Last year when we visited Shark Valley there was an abundance of colorful tropical birds, sweet furry little otters and lots and lots of alligators that lined the loop road to welcome us. Upon speaking to a Ranger in the park, we learned that Florida has had the most rainfall this winter since 1876 and we were witnessing the Everglades typical summer environment in February. So, the wildlife that normally hung-out in the Glades for the water it provided in the winter were not as plentiful since there was no problem finding water anywhere in Florida.
We didn’t see as many bird varieties as last year but the old favs were still hanging out. The Great Blue Heron, Black Crown Night Heron, Wood Stork and Roseate Spoonbill made an appearance and there were still enough gators, (we stopped counting at 100), to let you know that you were definitely in Florida. Though we heard many people complaining about the excess water and lack of wildlife, we felt so honored to be here to see this magical place in a time that will be recorded in history as being the wettest season since 1876.
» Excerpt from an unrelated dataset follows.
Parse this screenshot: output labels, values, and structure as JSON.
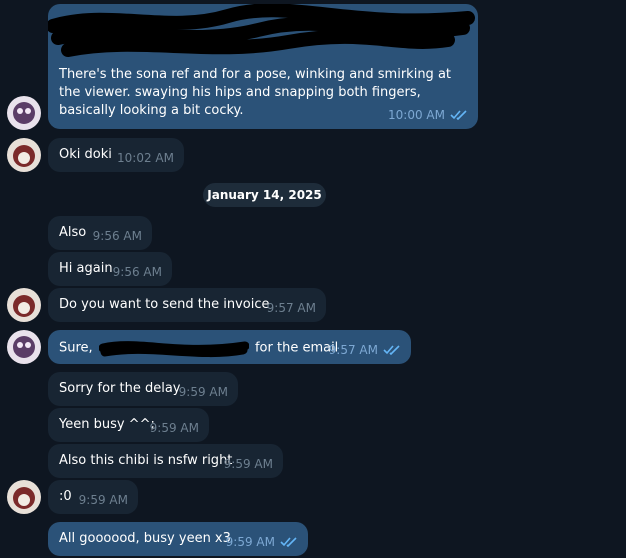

The observation tower is about half way around at the 7 mile marker and usually is a great place to stop for a bathroom break and lunch. But, today the Tram had just stopped with a load of kids and the tower was full so we kept on riding on the lookout for another lunch spot. Finding a nice dry place on the side of the road to eat our lunch was challenging as the roadsides were rivers of swaying gold saw-grass. The waters crossed the road in many places and we actually peddled right through the rolling wake, making this ride even more memorable.
We did finally find a semi-dry spot to stop for lunch and sat in the middle of the Everglades and munched on tuna fish sandwiches keeping an eye out for the mother gator of those cute little babies just across from where we sat.
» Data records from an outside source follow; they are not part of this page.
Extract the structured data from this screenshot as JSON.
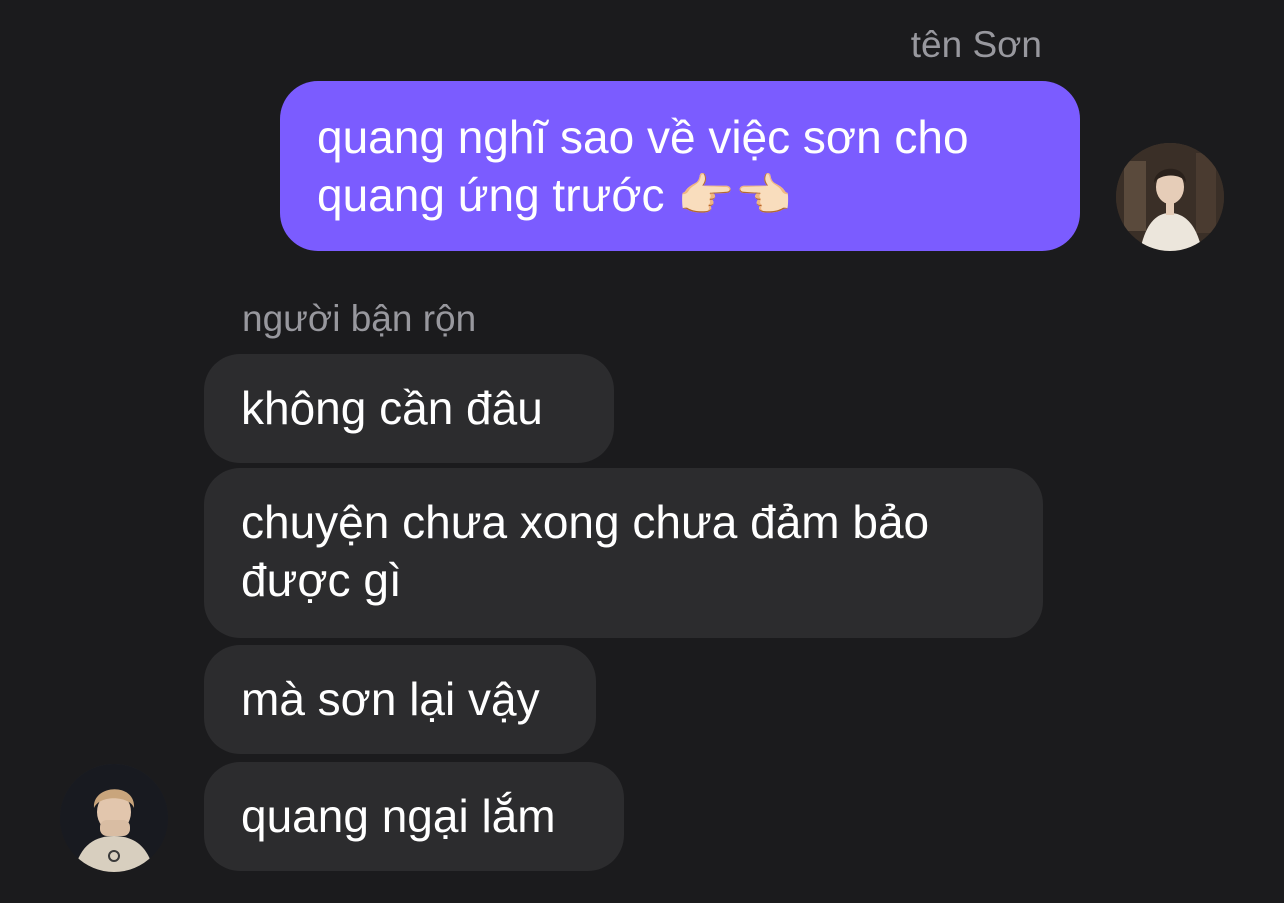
{
  "conversation": {
    "outgoing": {
      "sender": "tên Sơn",
      "messages": [
        "quang nghĩ sao về việc sơn cho quang ứng trước 👉🏻👈🏻"
      ]
    },
    "incoming": {
      "sender": "người bận rộn",
      "messages": [
        "không cần đâu",
        "chuyện chưa xong chưa đảm bảo được gì",
        "mà sơn lại vậy",
        "quang ngại lắm"
      ]
    }
  },
  "colors": {
    "background": "#1b1b1d",
    "outgoing_bubble": "#7b5cff",
    "incoming_bubble": "#2c2c2e",
    "sender_name": "#98989e"
  }
}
The remaining 5 miles back had us lost in our thoughts as we pushed against the strong winds that had moved in. If you do come to Shark Valley on a windy day, I suggest that you start out into the wind. Having the wind at your back on the last 7 mile trek is much easier than biking into it.
With the visitor center in sight, we slowed down to a crawl to stretch out the last 1/2 mile. A baby Anhinga was right in our path. It was obviously a baby with it’s downy feathers still attached and most likely making it’s maiden flight…. right into the path of a huge gator on the side of the road. We stopped and cheered the little guy on until he finally stretched his wings and took a very tentative flight right towards the gator. But, as luck would have it, the wind kicked up and he soared up, up and away. We sighed in relief and the gator closed his eyes and went back to sleep with a bit of smirk in his massive jaw.
This is a place like no other and a true American treasure. As we drive away and watch the glades turn from wild and mysterious quickly into the suburbs of Miami, we leave feeling so grateful for the fighters and preservers of this ecosystem. I’m not sure who started singing it first, but somewhere along the road we were singing as loud as we could John Anderson’s Seminole Wind.
(The two of us “trying” to sing Seminole Wind one night in our camper at Monument Lake – Everglades)
Ever since the days of old men would search for wealth untold.
They’d dig for silver and for gold and leave the empty holes.
And way down south in the Everglades
where the black water rolls and the saw grass waves
the eagles fly and the otters play
In the land of the Seminole
So blow, blow Seminole wind
Blow like you’re never gonna blow again
I’m calling to you like a long lost friend
But I know who you are
And blow, blow from the Okeechobee
All the way up to Micanopy
Blow across the home of the Seminole
The alligators and the gar